The SeniorCare Investor: Assisted Living and Independent Market
From the December 2009 Issue of the SeniorCare Investor:
There have not been many sales of strictly independent living communities this year, and although the volume of transactions in this sector is always relatively low, this has been a particularly slow year. One large transaction, however, did close recently. This 197-unit community is located in Scottsdale, Arizona and was constructed in 2007. After a great start, with occupancy reaching 70% in seven months (20 move-ins per month), the owners had a difficult time moving beyond that level as the economy began to deteriorate. In fact, the census was still near 70% at the time of sale.
At the current occupancy level, revenues and EBITDA are approximately $4.2 million and $1.2 million, respectively. With an all-cash purchase price of $24.0 million, that comes to $121,800 per unit and a 5% cap rate on in-place cash flow. That, we suspect, is not quite what the buyer, Carlsbad, California-based West Living, has in mind for their return on investment. This community has four distinct wings, and while we don’t know whether one of the wings is mostly empty, that often happens with new developments. The average in-house rate for independent living is about $2,750 per month (before any discounts) compared with a street rate of $3,000 per month. That obviously indicates a certain degree of market softness. It would make financial and market sense to utilize one of the wings for the more need-driven assisted living, and that would change nearly 50 units to the higher level of care.
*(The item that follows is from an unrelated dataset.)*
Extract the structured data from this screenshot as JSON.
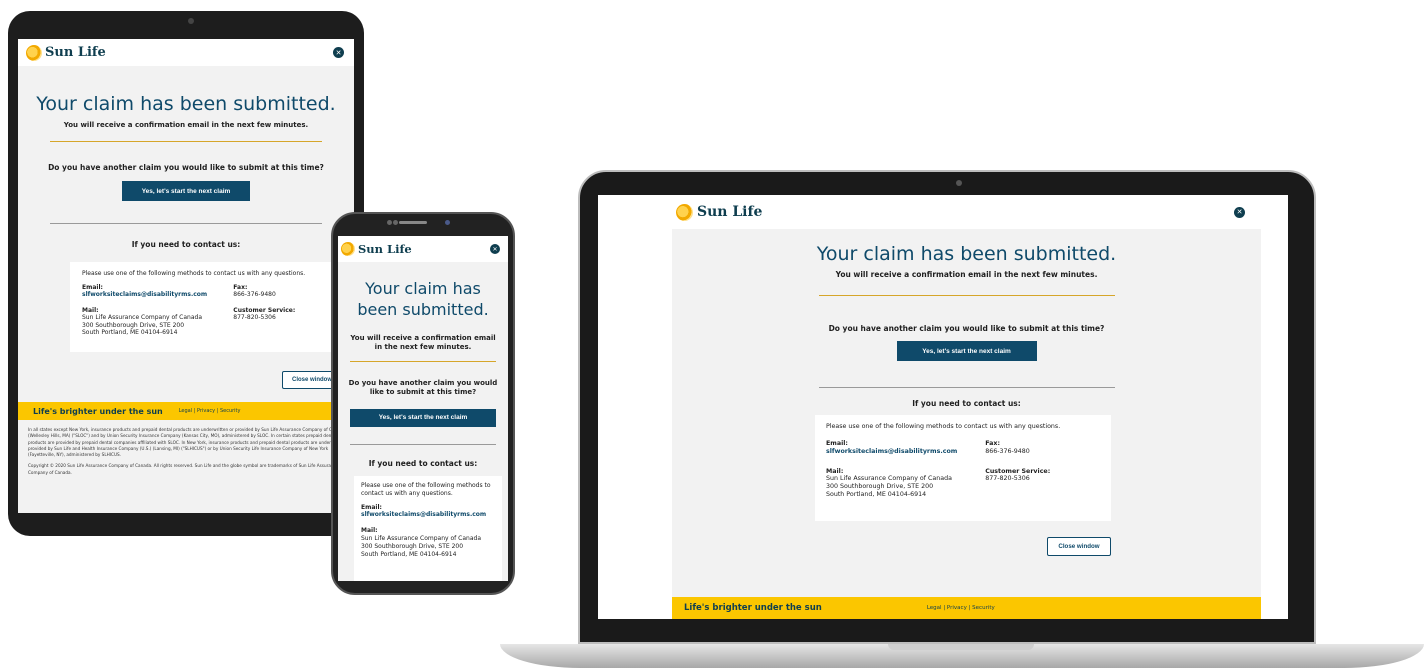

Since some of the units are quite large—one-bedrooms go up to 840 square feet and two-bedrooms are up to 1,296 square feet—there is also the possibility of some of the units being used with double occupancy. If you assume that assisted living rates start at a 30% premium to the current average rate received, when stabilized the additional revenues would be up to $1.9 million with at least half that going to the bottom line. On top of that, as levels of care increased, additional revenues and cash flow would follow. Admittedly, we do not know the demand for assisted living services in the Scottsdale market, but the rate we used is probably on the low side and may be a way to drive demand, at least initially. Leisure Care has been the manager and will presumably stay on into 2010, but we hear that newly-formed West Living may want to start its own management company. Lisa Widmier of VantagePointe Capital Management & Advisory acted as the financial advisor to both the buyer and seller in the transaction.
Click here to read more about West Living